◆ WHAT THE TASK ASKS ◆
Would you please copy each line of the data in which the string "Output" occurs?

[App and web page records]
..............................

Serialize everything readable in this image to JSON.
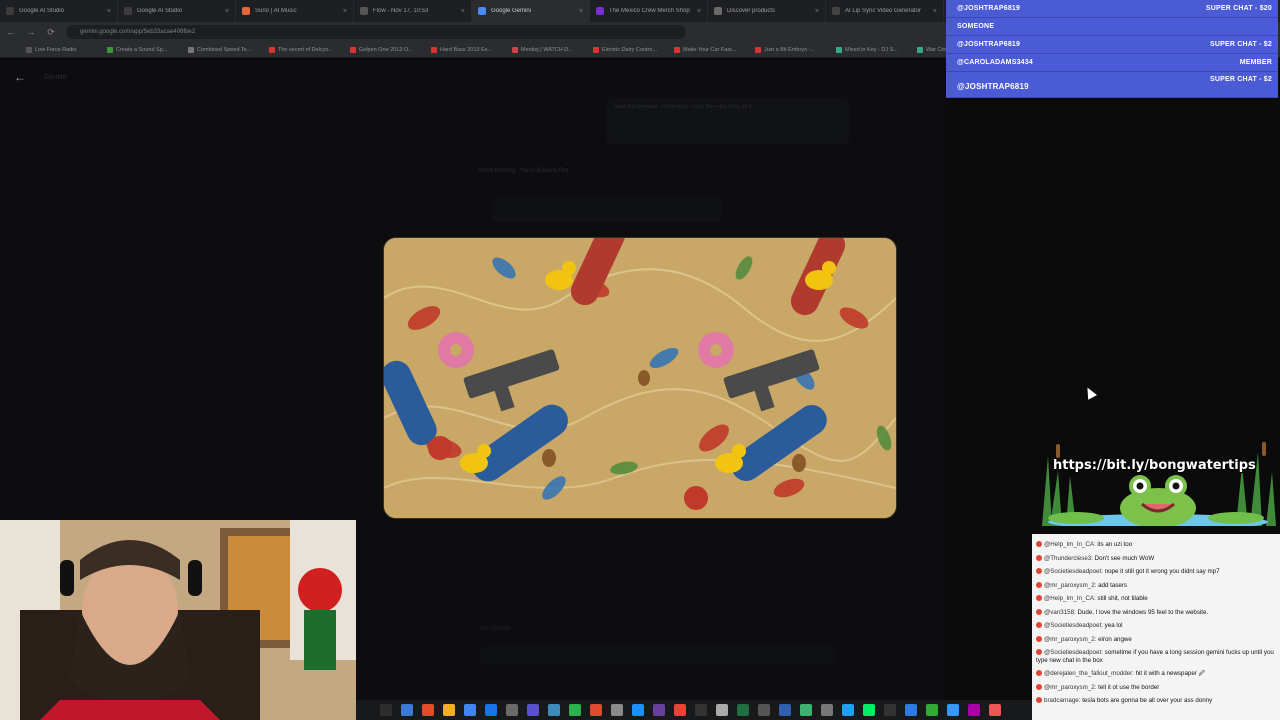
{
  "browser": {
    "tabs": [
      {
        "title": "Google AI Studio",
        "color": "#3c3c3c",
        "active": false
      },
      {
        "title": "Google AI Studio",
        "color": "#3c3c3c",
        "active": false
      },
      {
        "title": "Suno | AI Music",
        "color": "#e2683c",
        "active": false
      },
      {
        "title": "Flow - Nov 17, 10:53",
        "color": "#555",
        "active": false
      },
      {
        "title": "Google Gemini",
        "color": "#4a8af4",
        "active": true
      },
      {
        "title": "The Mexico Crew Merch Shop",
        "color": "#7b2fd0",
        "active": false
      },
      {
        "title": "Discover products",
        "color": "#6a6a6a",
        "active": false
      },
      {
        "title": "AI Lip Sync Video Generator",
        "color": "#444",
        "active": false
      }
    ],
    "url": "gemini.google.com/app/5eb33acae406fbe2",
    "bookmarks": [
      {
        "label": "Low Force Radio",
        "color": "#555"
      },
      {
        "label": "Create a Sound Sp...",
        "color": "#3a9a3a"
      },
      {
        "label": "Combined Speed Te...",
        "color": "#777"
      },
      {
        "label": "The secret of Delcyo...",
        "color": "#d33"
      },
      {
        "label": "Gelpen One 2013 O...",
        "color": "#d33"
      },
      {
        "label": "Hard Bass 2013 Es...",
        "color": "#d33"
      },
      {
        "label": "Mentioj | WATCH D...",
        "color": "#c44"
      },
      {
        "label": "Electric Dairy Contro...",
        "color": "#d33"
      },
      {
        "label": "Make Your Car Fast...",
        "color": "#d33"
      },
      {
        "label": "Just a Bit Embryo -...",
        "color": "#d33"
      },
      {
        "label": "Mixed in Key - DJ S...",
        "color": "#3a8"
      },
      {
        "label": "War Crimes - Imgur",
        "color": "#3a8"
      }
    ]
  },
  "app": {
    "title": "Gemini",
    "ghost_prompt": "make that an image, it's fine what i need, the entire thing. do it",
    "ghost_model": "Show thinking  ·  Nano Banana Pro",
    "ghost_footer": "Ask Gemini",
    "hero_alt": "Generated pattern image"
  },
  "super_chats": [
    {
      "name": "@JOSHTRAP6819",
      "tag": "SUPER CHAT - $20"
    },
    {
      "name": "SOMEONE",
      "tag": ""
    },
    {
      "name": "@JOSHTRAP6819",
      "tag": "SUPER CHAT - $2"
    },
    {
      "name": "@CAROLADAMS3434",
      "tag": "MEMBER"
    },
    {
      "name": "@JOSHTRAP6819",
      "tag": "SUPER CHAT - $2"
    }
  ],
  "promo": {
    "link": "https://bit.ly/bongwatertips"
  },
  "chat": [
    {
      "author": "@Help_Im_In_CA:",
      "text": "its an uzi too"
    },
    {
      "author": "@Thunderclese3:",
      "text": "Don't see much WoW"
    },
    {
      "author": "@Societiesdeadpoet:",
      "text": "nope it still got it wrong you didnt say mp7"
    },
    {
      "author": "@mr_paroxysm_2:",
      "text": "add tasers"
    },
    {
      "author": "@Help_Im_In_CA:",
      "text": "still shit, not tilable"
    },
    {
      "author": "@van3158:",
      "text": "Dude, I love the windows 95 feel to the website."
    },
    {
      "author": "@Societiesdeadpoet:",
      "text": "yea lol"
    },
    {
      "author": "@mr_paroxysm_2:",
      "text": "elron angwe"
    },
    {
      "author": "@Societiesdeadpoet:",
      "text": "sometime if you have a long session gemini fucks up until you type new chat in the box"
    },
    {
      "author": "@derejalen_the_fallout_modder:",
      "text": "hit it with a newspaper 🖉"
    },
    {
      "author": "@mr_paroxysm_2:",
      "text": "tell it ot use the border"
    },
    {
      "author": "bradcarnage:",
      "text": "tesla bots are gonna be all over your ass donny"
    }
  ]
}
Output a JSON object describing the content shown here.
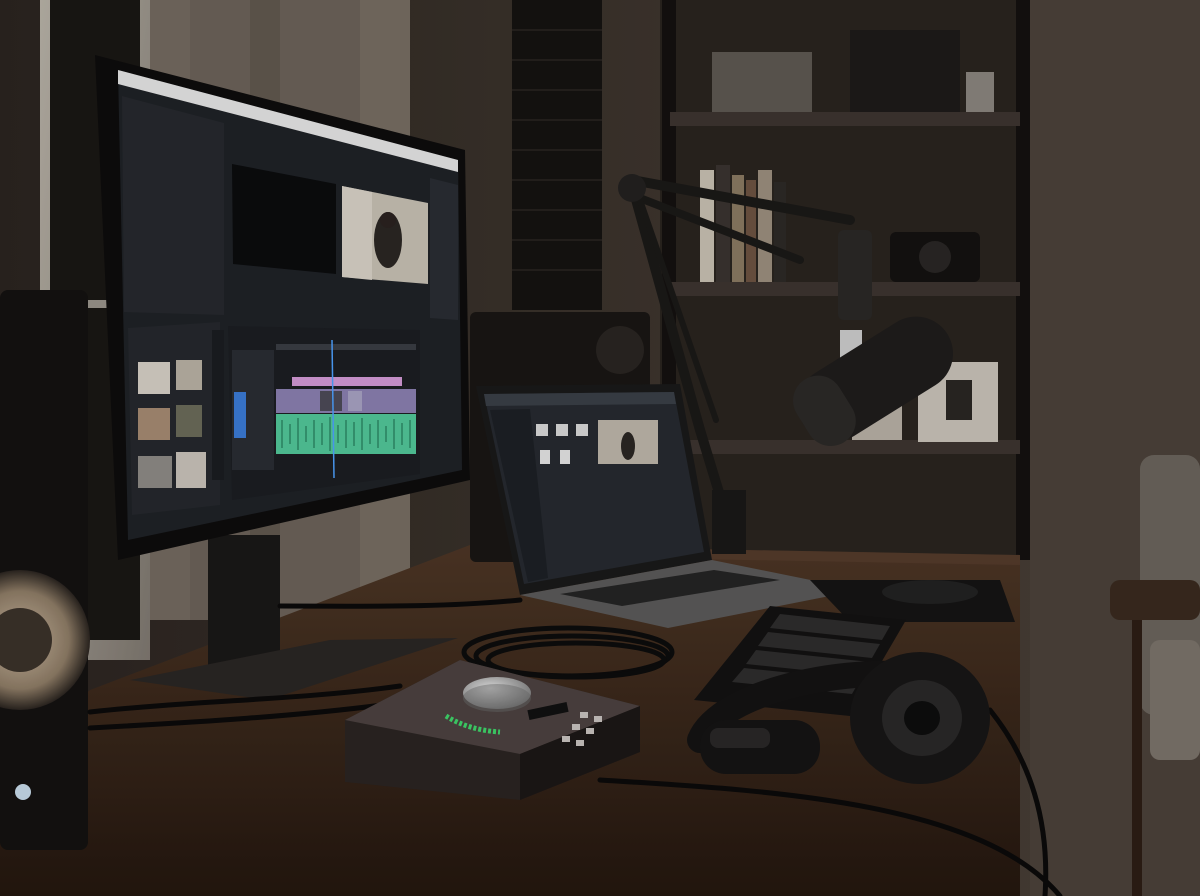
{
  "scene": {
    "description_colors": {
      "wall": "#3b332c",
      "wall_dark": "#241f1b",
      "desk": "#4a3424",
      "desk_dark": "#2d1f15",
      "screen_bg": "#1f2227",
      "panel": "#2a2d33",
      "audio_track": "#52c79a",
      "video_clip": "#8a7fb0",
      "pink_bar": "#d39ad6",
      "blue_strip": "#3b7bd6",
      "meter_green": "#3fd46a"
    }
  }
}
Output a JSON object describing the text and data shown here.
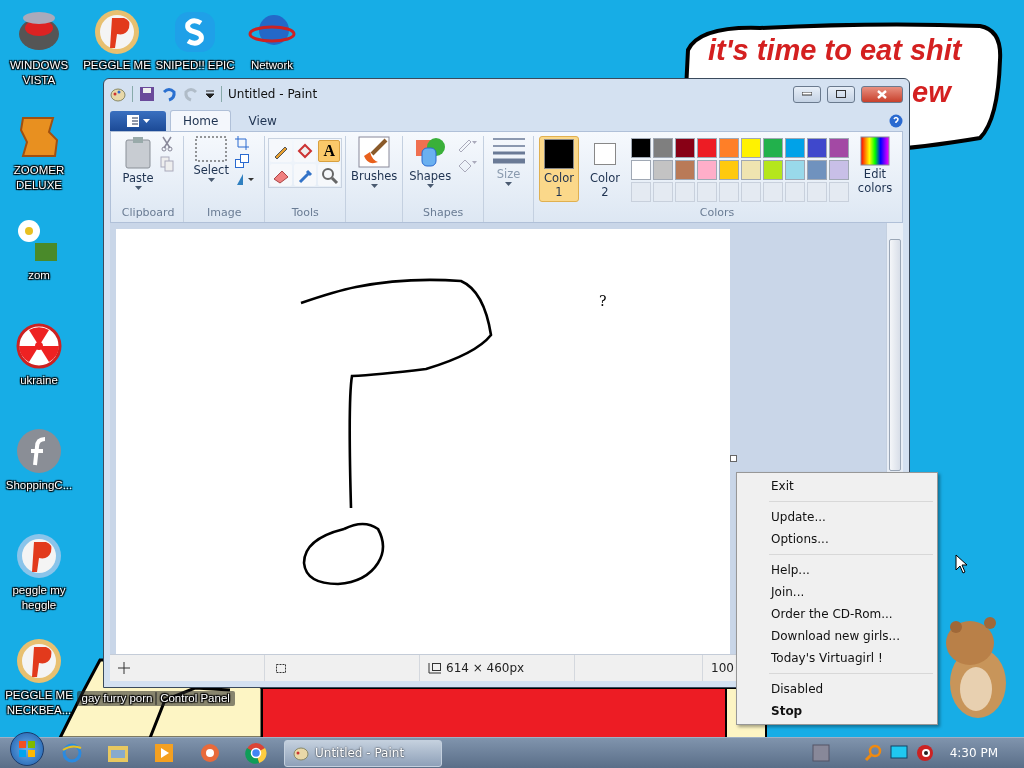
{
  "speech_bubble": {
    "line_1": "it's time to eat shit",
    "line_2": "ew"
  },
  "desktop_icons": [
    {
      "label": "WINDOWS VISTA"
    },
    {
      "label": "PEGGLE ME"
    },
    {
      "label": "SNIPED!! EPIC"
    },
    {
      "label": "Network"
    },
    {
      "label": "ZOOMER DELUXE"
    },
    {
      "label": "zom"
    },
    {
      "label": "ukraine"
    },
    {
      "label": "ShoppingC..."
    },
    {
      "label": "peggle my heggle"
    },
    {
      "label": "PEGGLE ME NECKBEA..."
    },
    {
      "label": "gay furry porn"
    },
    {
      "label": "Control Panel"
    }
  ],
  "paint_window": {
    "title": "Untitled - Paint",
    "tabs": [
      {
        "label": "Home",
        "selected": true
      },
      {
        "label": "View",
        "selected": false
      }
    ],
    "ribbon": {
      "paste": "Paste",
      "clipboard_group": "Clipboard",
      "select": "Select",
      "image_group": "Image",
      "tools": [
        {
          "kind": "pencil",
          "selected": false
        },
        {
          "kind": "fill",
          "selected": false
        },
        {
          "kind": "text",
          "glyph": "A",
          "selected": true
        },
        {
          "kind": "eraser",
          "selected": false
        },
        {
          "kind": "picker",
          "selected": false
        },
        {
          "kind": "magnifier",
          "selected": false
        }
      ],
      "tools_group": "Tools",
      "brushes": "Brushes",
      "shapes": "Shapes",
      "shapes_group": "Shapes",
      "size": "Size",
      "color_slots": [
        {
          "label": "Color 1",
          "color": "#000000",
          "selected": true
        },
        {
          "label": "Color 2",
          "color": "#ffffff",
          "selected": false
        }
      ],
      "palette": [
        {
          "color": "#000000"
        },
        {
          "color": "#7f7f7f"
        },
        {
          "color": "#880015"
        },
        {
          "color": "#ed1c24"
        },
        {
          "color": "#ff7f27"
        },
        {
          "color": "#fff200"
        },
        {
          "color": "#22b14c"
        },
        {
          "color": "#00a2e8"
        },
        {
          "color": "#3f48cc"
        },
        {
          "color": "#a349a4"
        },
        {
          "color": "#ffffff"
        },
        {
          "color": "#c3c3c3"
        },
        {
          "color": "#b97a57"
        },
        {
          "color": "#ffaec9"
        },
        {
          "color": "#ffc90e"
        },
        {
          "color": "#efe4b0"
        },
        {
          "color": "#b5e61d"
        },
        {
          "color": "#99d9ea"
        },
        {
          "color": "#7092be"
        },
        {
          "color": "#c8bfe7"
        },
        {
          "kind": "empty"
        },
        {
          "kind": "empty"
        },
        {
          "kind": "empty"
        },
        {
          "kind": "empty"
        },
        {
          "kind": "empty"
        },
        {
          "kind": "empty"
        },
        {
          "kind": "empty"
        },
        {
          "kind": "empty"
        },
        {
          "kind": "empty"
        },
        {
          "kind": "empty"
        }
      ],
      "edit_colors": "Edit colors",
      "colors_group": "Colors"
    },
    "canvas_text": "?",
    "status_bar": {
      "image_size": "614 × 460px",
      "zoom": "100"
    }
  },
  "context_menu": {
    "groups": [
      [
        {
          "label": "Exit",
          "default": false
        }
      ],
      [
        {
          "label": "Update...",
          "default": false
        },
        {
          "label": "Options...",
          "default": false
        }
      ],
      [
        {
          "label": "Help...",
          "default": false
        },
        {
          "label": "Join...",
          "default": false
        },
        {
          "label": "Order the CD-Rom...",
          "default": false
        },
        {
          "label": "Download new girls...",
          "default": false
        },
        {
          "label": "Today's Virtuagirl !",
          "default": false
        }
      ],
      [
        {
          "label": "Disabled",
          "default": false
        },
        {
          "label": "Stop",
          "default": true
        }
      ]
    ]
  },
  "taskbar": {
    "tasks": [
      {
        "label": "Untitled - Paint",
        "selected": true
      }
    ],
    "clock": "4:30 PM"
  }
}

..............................

◆ ANSWER ◆
Output a JSON object describing the content shown here.
Output a JSON object describing the text and data shown here.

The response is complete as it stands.